In 2020, Tokyo will host the Paralympics.  In my mind, that’s both good and necessary.  Usually, hotels have only one or two barrier-free rooms despite UN WHO stating that about 10% of the world’s population identifying as disabled.  Sure, not all of them require mobility or sensory aids but that’s still grossly disproportionate.   We missed the mad-rush for hotels in making rooms more accessible by a month.  Like America, the intention is there.  It only goes to show that it’s only not just an issue of wealth or access to technology but about education.  Originally I was upset  (admittedly, i still sometimes do in very extreme cases but you shouldn’t hold it against people for their ignorance but inform them of the proper “etiquette” (and the often unintended consequences of their actions).  Say what you will about Australia’s shortcomings when it comes to disability but i’m yet to find another country that does it better.

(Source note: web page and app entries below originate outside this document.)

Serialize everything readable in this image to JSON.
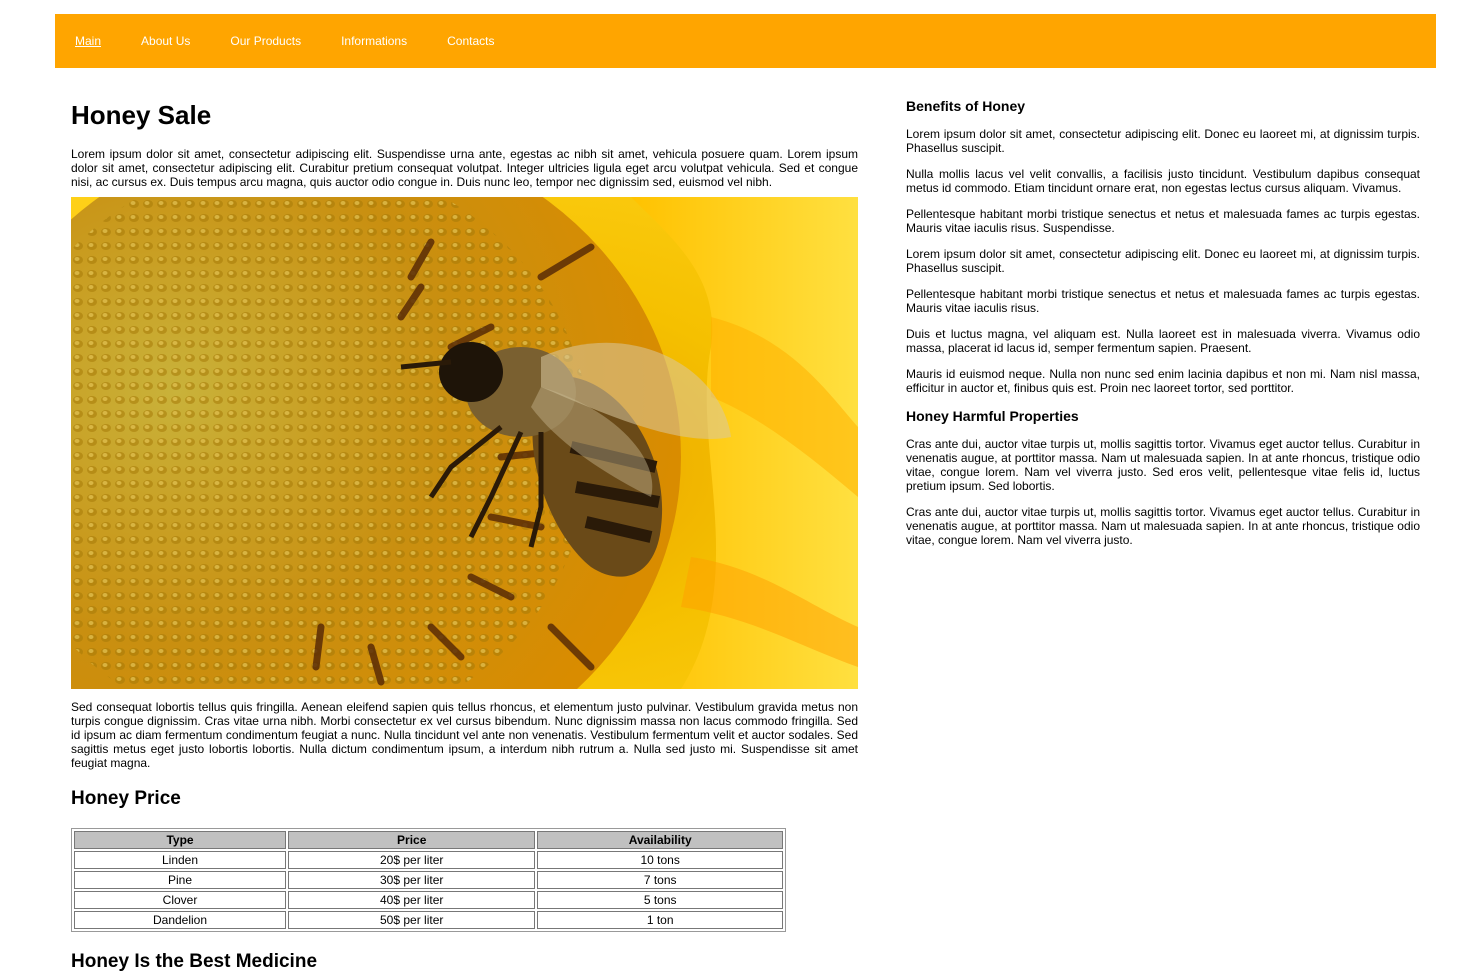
{
  "nav": {
    "items": [
      "Main",
      "About Us",
      "Our Products",
      "Informations",
      "Contacts"
    ]
  },
  "colors": {
    "nav_bg": "#ffa500",
    "nav_text": "#ffffff",
    "table_header_bg": "#c0c0c0"
  },
  "main": {
    "title": "Honey Sale",
    "intro": "Lorem ipsum dolor sit amet, consectetur adipiscing elit. Suspendisse urna ante, egestas ac nibh sit amet, vehicula posuere quam. Lorem ipsum dolor sit amet, consectetur adipiscing elit. Curabitur pretium consequat volutpat. Integer ultricies ligula eget arcu volutpat vehicula. Sed et congue nisi, ac cursus ex. Duis tempus arcu magna, quis auctor odio congue in. Duis nunc leo, tempor nec dignissim sed, euismod vel nibh.",
    "image_icon": "bee-on-sunflower-image",
    "body": "Sed consequat lobortis tellus quis fringilla. Aenean eleifend sapien quis tellus rhoncus, et elementum justo pulvinar. Vestibulum gravida metus non turpis congue dignissim. Cras vitae urna nibh. Morbi consectetur ex vel cursus bibendum. Nunc dignissim massa non lacus commodo fringilla. Sed id ipsum ac diam fermentum condimentum feugiat a nunc. Nulla tincidunt vel ante non venenatis. Vestibulum fermentum velit et auctor sodales. Sed sagittis metus eget justo lobortis lobortis. Nulla dictum condimentum ipsum, a interdum nibh rutrum a. Nulla sed justo mi. Suspendisse sit amet feugiat magna.",
    "price_title": "Honey Price",
    "table": {
      "headers": [
        "Type",
        "Price",
        "Availability"
      ],
      "rows": [
        [
          "Linden",
          "20$ per liter",
          "10 tons"
        ],
        [
          "Pine",
          "30$ per liter",
          "7 tons"
        ],
        [
          "Clover",
          "40$ per liter",
          "5 tons"
        ],
        [
          "Dandelion",
          "50$ per liter",
          "1 ton"
        ]
      ]
    },
    "medicine_title": "Honey Is the Best Medicine"
  },
  "aside": {
    "benefits_title": "Benefits of Honey",
    "benefits": [
      "Lorem ipsum dolor sit amet, consectetur adipiscing elit. Donec eu laoreet mi, at dignissim turpis. Phasellus suscipit.",
      "Nulla mollis lacus vel velit convallis, a facilisis justo tincidunt. Vestibulum dapibus consequat metus id commodo. Etiam tincidunt ornare erat, non egestas lectus cursus aliquam. Vivamus.",
      "Pellentesque habitant morbi tristique senectus et netus et malesuada fames ac turpis egestas. Mauris vitae iaculis risus. Suspendisse.",
      "Lorem ipsum dolor sit amet, consectetur adipiscing elit. Donec eu laoreet mi, at dignissim turpis. Phasellus suscipit.",
      "Pellentesque habitant morbi tristique senectus et netus et malesuada fames ac turpis egestas. Mauris vitae iaculis risus.",
      "Duis et luctus magna, vel aliquam est. Nulla laoreet est in malesuada viverra. Vivamus odio massa, placerat id lacus id, semper fermentum sapien. Praesent.",
      "Mauris id euismod neque. Nulla non nunc sed enim lacinia dapibus et non mi. Nam nisl massa, efficitur in auctor et, finibus quis est. Proin nec laoreet tortor, sed porttitor."
    ],
    "harmful_title": "Honey Harmful Properties",
    "harmful": [
      "Cras ante dui, auctor vitae turpis ut, mollis sagittis tortor. Vivamus eget auctor tellus. Curabitur in venenatis augue, at porttitor massa. Nam ut malesuada sapien. In at ante rhoncus, tristique odio vitae, congue lorem. Nam vel viverra justo. Sed eros velit, pellentesque vitae felis id, luctus pretium ipsum. Sed lobortis.",
      "Cras ante dui, auctor vitae turpis ut, mollis sagittis tortor. Vivamus eget auctor tellus. Curabitur in venenatis augue, at porttitor massa. Nam ut malesuada sapien. In at ante rhoncus, tristique odio vitae, congue lorem. Nam vel viverra justo."
    ]
  }
}
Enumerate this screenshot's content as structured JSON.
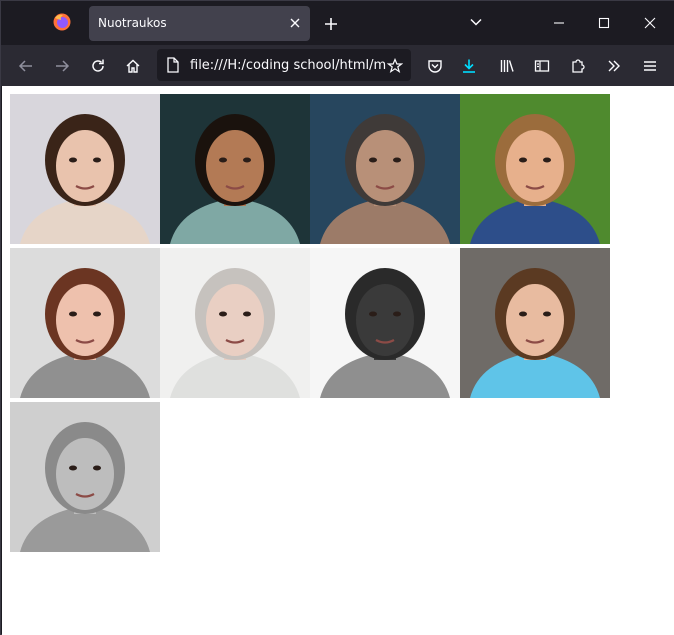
{
  "browser": {
    "tab_title": "Nuotraukos",
    "url": "file:///H:/coding school/html/m",
    "accent": "#00ddff"
  },
  "icons": {
    "firefox": "firefox-logo-icon",
    "close": "close-icon",
    "new_tab": "plus-icon",
    "tab_list": "chevron-down-icon",
    "back": "arrow-left-icon",
    "forward": "arrow-right-icon",
    "reload": "reload-icon",
    "home": "home-icon",
    "page": "document-icon",
    "bookmark": "star-icon",
    "pocket": "pocket-icon",
    "downloads": "download-icon",
    "library": "library-icon",
    "sidebar": "sidebar-icon",
    "extensions": "puzzle-icon",
    "overflow": "double-chevron-icon",
    "menu": "hamburger-icon"
  },
  "gallery": {
    "photos": [
      {
        "name": "photo-1",
        "bg": "#d8d6dc",
        "hair": "#3a2418",
        "skin": "#e9c3ad",
        "shirt": "#e6d5c8"
      },
      {
        "name": "photo-2",
        "bg": "#1e3438",
        "hair": "#1a120d",
        "skin": "#b37a55",
        "shirt": "#7fa8a4"
      },
      {
        "name": "photo-3",
        "bg": "#27465e",
        "hair": "#3f3a38",
        "skin": "#b89078",
        "shirt": "#9c7b68"
      },
      {
        "name": "photo-4",
        "bg": "#4f8a2e",
        "hair": "#9b6c3c",
        "skin": "#e7b08c",
        "shirt": "#2d4e8a"
      },
      {
        "name": "photo-5",
        "bg": "#dcdcdc",
        "hair": "#6b3522",
        "skin": "#eec1ad",
        "shirt": "#909090"
      },
      {
        "name": "photo-6",
        "bg": "#f0f0ef",
        "hair": "#c6c2be",
        "skin": "#e9cfc3",
        "shirt": "#dfe0de"
      },
      {
        "name": "photo-7",
        "bg": "#f6f6f6",
        "hair": "#2a2a2a",
        "skin": "#3a3a3a",
        "shirt": "#8f8f8f"
      },
      {
        "name": "photo-8",
        "bg": "#6f6b67",
        "hair": "#5b3a22",
        "skin": "#e8bba0",
        "shirt": "#5fc4e8"
      },
      {
        "name": "photo-9",
        "bg": "#cfcfcf",
        "hair": "#8a8a8a",
        "skin": "#bdbdbd",
        "shirt": "#9a9a9a"
      }
    ]
  }
}
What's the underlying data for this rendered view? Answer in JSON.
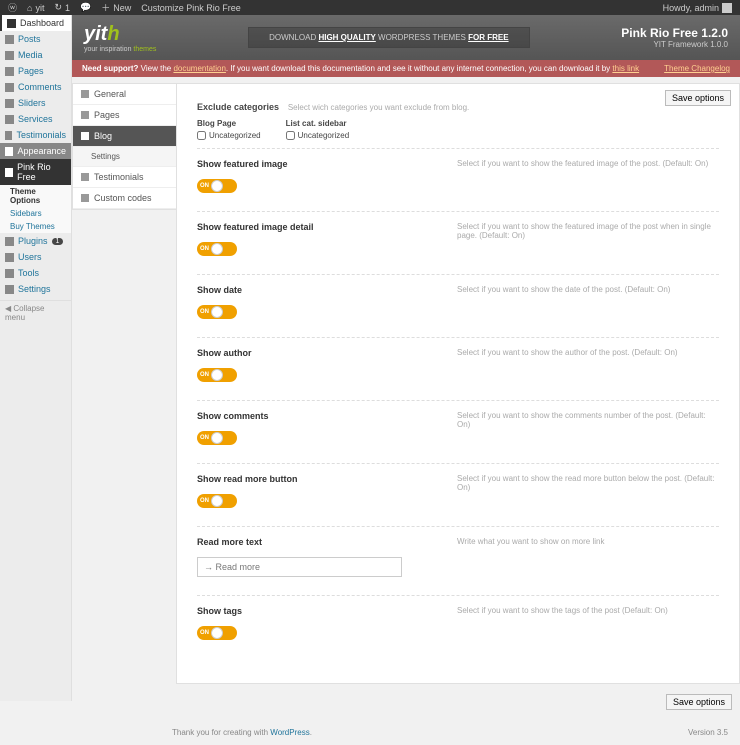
{
  "adminbar": {
    "site": "yit",
    "refresh": "1",
    "new": "New",
    "customize": "Customize Pink Rio Free",
    "howdy": "Howdy, admin"
  },
  "sidebar": {
    "items": [
      "Dashboard",
      "Posts",
      "Media",
      "Pages",
      "Comments",
      "Sliders",
      "Services",
      "Testimonials",
      "Appearance",
      "Pink Rio Free",
      "Plugins",
      "Users",
      "Tools",
      "Settings"
    ],
    "sub": {
      "theme_options": "Theme Options",
      "sidebars": "Sidebars",
      "buy_themes": "Buy Themes"
    },
    "plugins_badge": "1",
    "collapse": "Collapse menu"
  },
  "banner": {
    "logo": "yit",
    "logo_h": "h",
    "logo_sub1": "your inspiration ",
    "logo_sub2": "themes",
    "promo_pre": "DOWNLOAD ",
    "promo_hq": "HIGH QUALITY",
    "promo_mid": " WORDPRESS THEMES ",
    "promo_free": "FOR FREE",
    "version": "Pink Rio Free 1.2.0",
    "framework": "YIT Framework 1.0.0"
  },
  "notice": {
    "need": "Need support? ",
    "view": "View the ",
    "doc": "documentation",
    "rest": ". If you want download this documentation and see it without any internet connection, you can download it by ",
    "link": "this link",
    "changelog": "Theme Changelog"
  },
  "panel_tabs": [
    "General",
    "Pages",
    "Blog",
    "Settings",
    "Testimonials",
    "Custom codes"
  ],
  "exclude": {
    "title": "Exclude categories",
    "desc": "Select wich categories you want exclude from blog.",
    "blog_page": "Blog Page",
    "list_cat": "List cat. sidebar",
    "uncat": "Uncategorized"
  },
  "toggles": [
    {
      "title": "Show featured image",
      "desc": "Select if you want to show the featured image of the post. (Default: On)"
    },
    {
      "title": "Show featured image detail",
      "desc": "Select if you want to show the featured image of the post when in single page. (Default: On)"
    },
    {
      "title": "Show date",
      "desc": "Select if you want to show the date of the post. (Default: On)"
    },
    {
      "title": "Show author",
      "desc": "Select if you want to show the author of the post. (Default: On)"
    },
    {
      "title": "Show comments",
      "desc": "Select if you want to show the comments number of the post. (Default: On)"
    },
    {
      "title": "Show read more button",
      "desc": "Select if you want to show the read more button below the post. (Default: On)"
    }
  ],
  "readmore": {
    "title": "Read more text",
    "value": "→ Read more",
    "desc": "Write what you want to show on more link"
  },
  "show_tags": {
    "title": "Show tags",
    "desc": "Select if you want to show the tags of the post (Default: On)"
  },
  "save": "Save options",
  "footer": {
    "thank": "Thank you for creating with ",
    "wp": "WordPress",
    "version": "Version 3.5"
  }
}
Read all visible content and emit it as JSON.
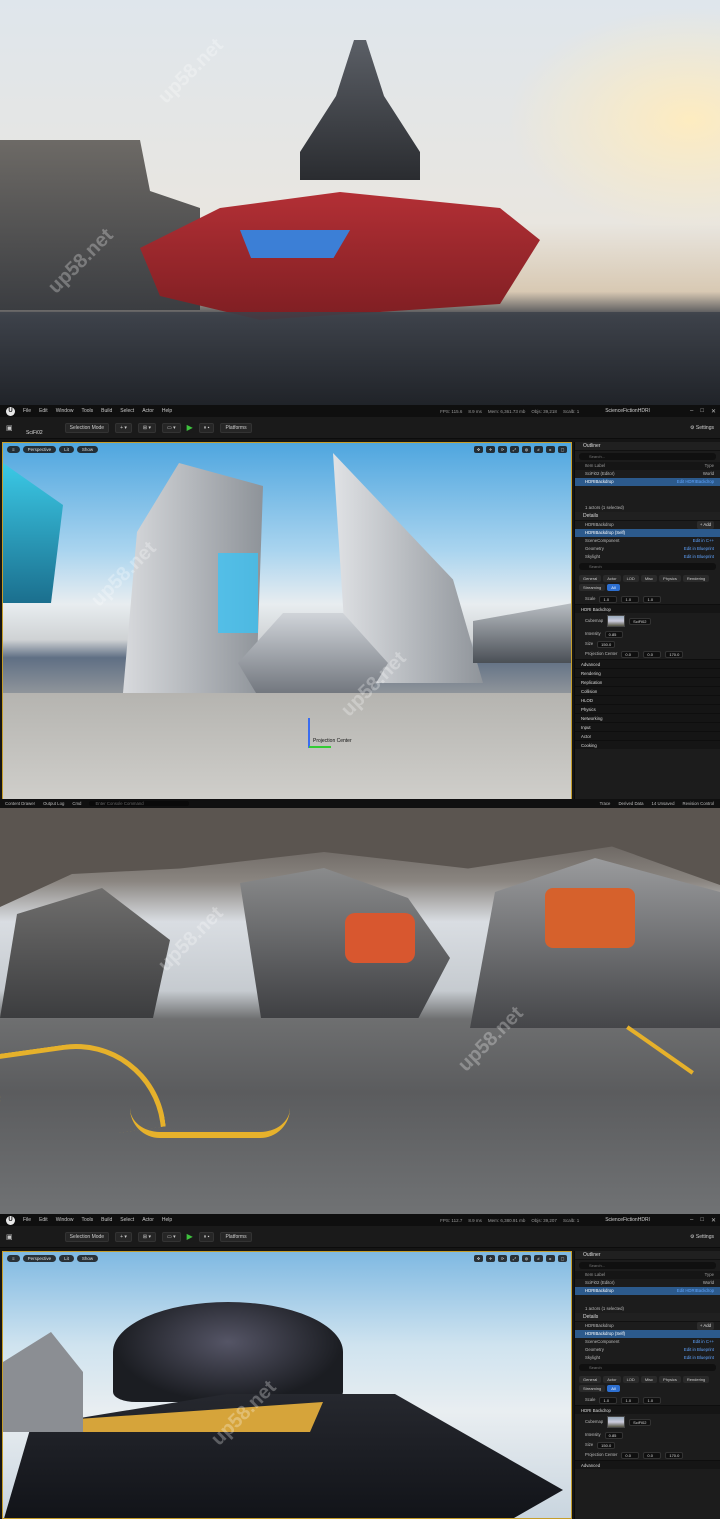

born to run

November 24, 2017

PBS Newshour showed again Part 1 of Jeffrey Brown‘s interview with Bruce Springsteen (originally aired December 19, 2016; the video url: ). It was meant to be a promo of his memoir but it was much more to me.

He might not be my favourite artist or a technical singer but like he says: he’s learned to ‘inhabit his songs’ which makes his songs more believable.  Moreover, his working-class roots makes him seem authentic and relatable. I don’t pretend to be an expert on him (or his numerous works) but it wasn’t until I heard the original acoustic (and much more slower) version of ‘Born in the USA’ that I thought I understood the lyrics and what that song was truly about.

As he says in his interview and his in his new memoir “I wasn’t modest in the assessment of my abilities. Of course, I thought I was a phony (sic). That is the way of the artist. But I also thought I was the realest thing you had ever seen.” It’s about dichotomy, I guess – existing on two different planes at the same time.  For me, a real artist lives (and exists) with contradictions – they are only human after all.

You can watch Part 2 at